Issues

Lawmakers Introduce Bipartisan Resolution Condemning Assisted Suicide

(Photo by Sarah Silbiger/Getty Images)

While impeachment divided the House of Representatives along party lines, a group of lawmakers is rallying around a bipartisan resolution condemning assisted suicide as Congress heads into winter recess.

Reps. Brad Wenstrup (R., Ohio) and Lou Correa (D., Calif.) introduced a resolution last week declaring that medically assisted suicide "puts everyone, including those most vulnerable, at risk of deadly harm." Rep. Dan Lipinski (D., Ill.), a co-sponsor of the resolution, told the Washington Free Beacon that the resolution sends the message that "every life is precious"—at a time when nine states and the District of Columbia allow doctors to legally prescribe lethal doses of medication to patients deemed terminally ill.

"Encouraging assisted suicide sends a message to people who are elderly, experiencing depression, have a disability, or are subject to emotional or financial distress, that suicide is a good option and maybe even expected of them," he said.

Matt Valliere, executive director of the Patients Rights Action Fund, said the bipartisan appeal on Capitol Hill reflects the debate at the state level. Lawmakers in heavily Democratic Maryland and conservative strongholds like Utah have blocked such bills.

"The resolution shows when you have a human issue where everyone can see the issues involved, life or death, people can come together on Capitol Hill," Valliere said. "It's a human issue," rather than a partisan one.

The Trump administration has also turned its attention to the issue as more and more states weigh legislation to legalize assisted suicide. In October, the National Council on Disability released a report highlighting the threat that such laws can pose for vulnerable patients. The study found that while such laws "contain provisions intended to safeguard patients from problems or abuse," they often create perverse incentives, particularly for insurance companies and public sector health care agencies.

"When assisted suicide is legalized in the context of the US healthcare system, it immediately becomes the cheapest treatment," the report said. "There is evidence that patients, including people with disabilities, are being denied treatment by insurers and offered assisted suicide instead."

The council concluded that "states should not legalize any form of assisted suicide or active euthanasia."

"That report affected people," Valliere said. "I've sat down with people from progressive Democrat offices who said they were pro-assisted suicide and now are against it."

Wenstrup and Correa cited the need to protect the country's most vulnerable citizens, including the elderly and individuals with disabilities.

"I believe patients facing the end of their lives deserve to have a health care system that ensures access to the best and most comprehensive medical care possible, tailored to their needs," Wenstrup said in a statement. "Physician-assisted suicide not only devalues health care, but it also devalues the lives of all human beings."

Correa stressed the need to provide terminal illness patients with hope.

"Patients with terminal illnesses and individuals with disabilities deserve access to hope. There are numerous concerns with assisted suicide laws and proposals, which may inadvertently affect persons with disabilities.
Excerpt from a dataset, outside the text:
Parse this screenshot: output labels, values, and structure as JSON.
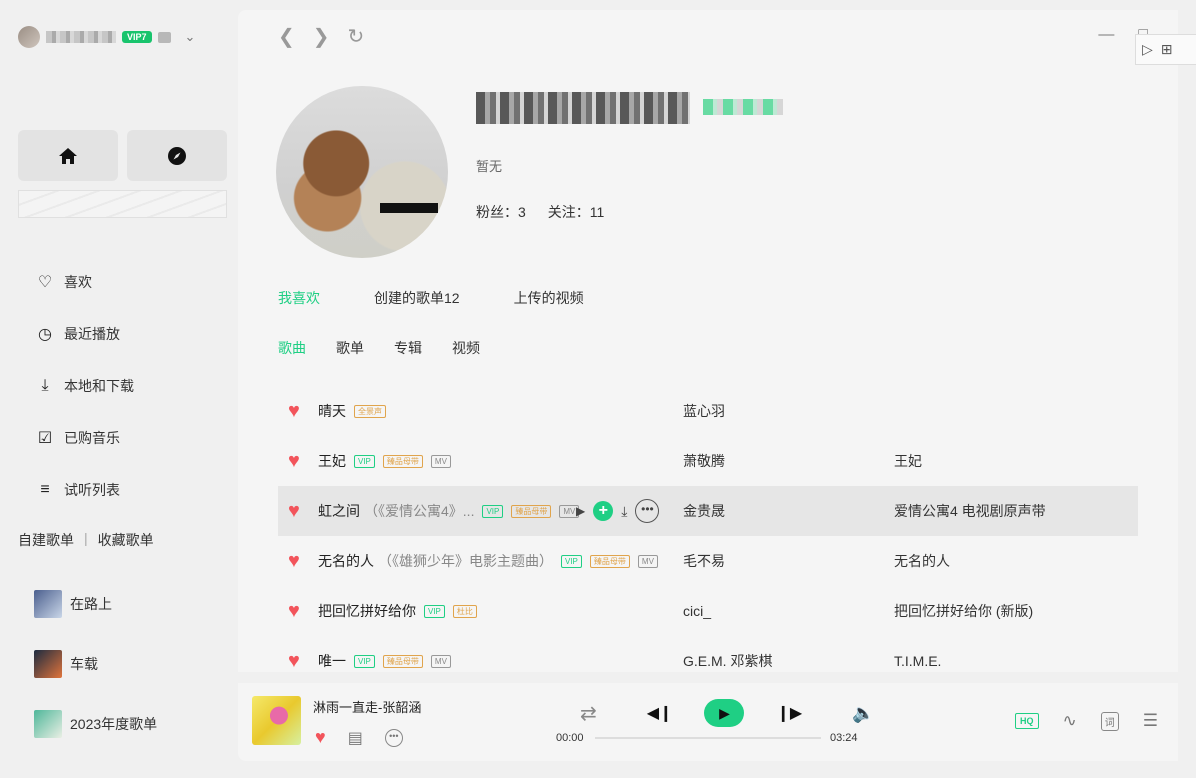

This resolution is a step towards protecting vulnerable patients across the nation," Correa said.

Supporters hope to counter the growing list of states that have approved the practice. Maine, New Jersey, and Hawaii have legalized the practice since 2017.